▶ [Aim of the task]: The answer must be a word-for-word copy of the records below, with every picture left out.

▶ [Items listed in a dataset]:

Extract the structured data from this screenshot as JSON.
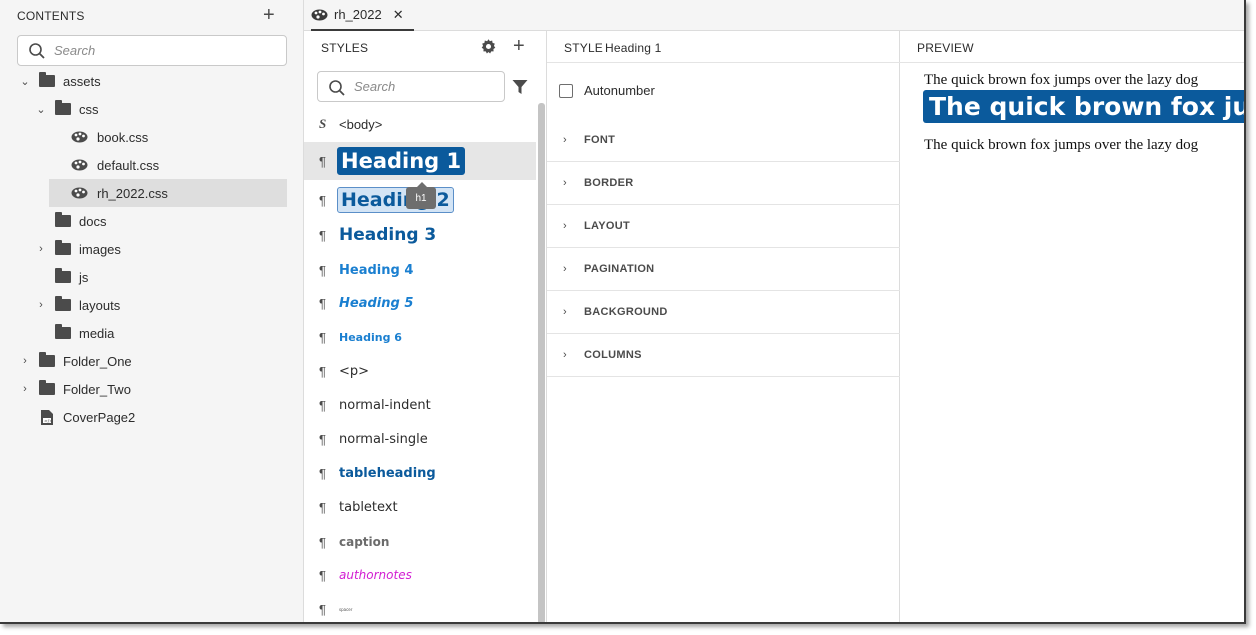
{
  "contents": {
    "title": "CONTENTS",
    "add_icon": "+",
    "search_placeholder": "Search",
    "tree": [
      {
        "label": "assets",
        "expanded": true
      },
      {
        "label": "css",
        "expanded": true
      },
      {
        "label": "book.css"
      },
      {
        "label": "default.css"
      },
      {
        "label": "rh_2022.css",
        "selected": true
      },
      {
        "label": "docs"
      },
      {
        "label": "images",
        "expanded": false
      },
      {
        "label": "js"
      },
      {
        "label": "layouts",
        "expanded": false
      },
      {
        "label": "media"
      },
      {
        "label": "Folder_One",
        "expanded": false
      },
      {
        "label": "Folder_Two",
        "expanded": false
      },
      {
        "label": "CoverPage2"
      }
    ]
  },
  "tab": {
    "label": "rh_2022",
    "close": "✕"
  },
  "styles": {
    "title": "STYLES",
    "search_placeholder": "Search",
    "body_glyph": "S",
    "tooltip": "h1",
    "items": [
      {
        "label": "<body>"
      },
      {
        "label": "Heading 1",
        "selected": true
      },
      {
        "label": "Heading 2"
      },
      {
        "label": "Heading 3"
      },
      {
        "label": "Heading 4"
      },
      {
        "label": "Heading 5"
      },
      {
        "label": "Heading 6"
      },
      {
        "label": "<p>"
      },
      {
        "label": "normal-indent"
      },
      {
        "label": "normal-single"
      },
      {
        "label": "tableheading"
      },
      {
        "label": "tabletext"
      },
      {
        "label": "caption"
      },
      {
        "label": "authornotes"
      },
      {
        "label": "spacer"
      }
    ],
    "pilcrow": "¶"
  },
  "editor": {
    "label": "STYLE",
    "style_name": "Heading 1",
    "autonumber": "Autonumber",
    "autonumber_checked": false,
    "sections": [
      "FONT",
      "BORDER",
      "LAYOUT",
      "PAGINATION",
      "BACKGROUND",
      "COLUMNS"
    ]
  },
  "preview": {
    "title": "PREVIEW",
    "line1": "The quick brown fox jumps over the lazy dog",
    "heading": "The quick brown fox jumps over the lazy dog",
    "line2": "The quick brown fox jumps over the lazy dog"
  },
  "colors": {
    "heading_blue": "#0b5a9c",
    "heading_light_blue": "#1a7fd0",
    "authornotes_magenta": "#d21fd2",
    "caption_gray": "#6b6b6b"
  }
}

▶ [Answer box]:
Extract the structured data from this screenshot as JSON.
{
  "contents": {
    "title": "CONTENTS",
    "add_icon": "+",
    "search_placeholder": "Search",
    "tree": [
      {
        "label": "assets",
        "expanded": true
      },
      {
        "label": "css",
        "expanded": true
      },
      {
        "label": "book.css"
      },
      {
        "label": "default.css"
      },
      {
        "label": "rh_2022.css",
        "selected": true
      },
      {
        "label": "docs"
      },
      {
        "label": "images",
        "expanded": false
      },
      {
        "label": "js"
      },
      {
        "label": "layouts",
        "expanded": false
      },
      {
        "label": "media"
      },
      {
        "label": "Folder_One",
        "expanded": false
      },
      {
        "label": "Folder_Two",
        "expanded": false
      },
      {
        "label": "CoverPage2"
      }
    ]
  },
  "tab": {
    "label": "rh_2022",
    "close": "✕"
  },
  "styles": {
    "title": "STYLES",
    "search_placeholder": "Search",
    "body_glyph": "S",
    "tooltip": "h1",
    "items": [
      {
        "label": "<body>"
      },
      {
        "label": "Heading 1",
        "selected": true
      },
      {
        "label": "Heading 2"
      },
      {
        "label": "Heading 3"
      },
      {
        "label": "Heading 4"
      },
      {
        "label": "Heading 5"
      },
      {
        "label": "Heading 6"
      },
      {
        "label": "<p>"
      },
      {
        "label": "normal-indent"
      },
      {
        "label": "normal-single"
      },
      {
        "label": "tableheading"
      },
      {
        "label": "tabletext"
      },
      {
        "label": "caption"
      },
      {
        "label": "authornotes"
      },
      {
        "label": "spacer"
      }
    ],
    "pilcrow": "¶"
  },
  "editor": {
    "label": "STYLE",
    "style_name": "Heading 1",
    "autonumber": "Autonumber",
    "autonumber_checked": false,
    "sections": [
      "FONT",
      "BORDER",
      "LAYOUT",
      "PAGINATION",
      "BACKGROUND",
      "COLUMNS"
    ]
  },
  "preview": {
    "title": "PREVIEW",
    "line1": "The quick brown fox jumps over the lazy dog",
    "heading": "The quick brown fox jumps over the lazy dog",
    "line2": "The quick brown fox jumps over the lazy dog"
  },
  "colors": {
    "heading_blue": "#0b5a9c",
    "heading_light_blue": "#1a7fd0",
    "authornotes_magenta": "#d21fd2",
    "caption_gray": "#6b6b6b"
  }
}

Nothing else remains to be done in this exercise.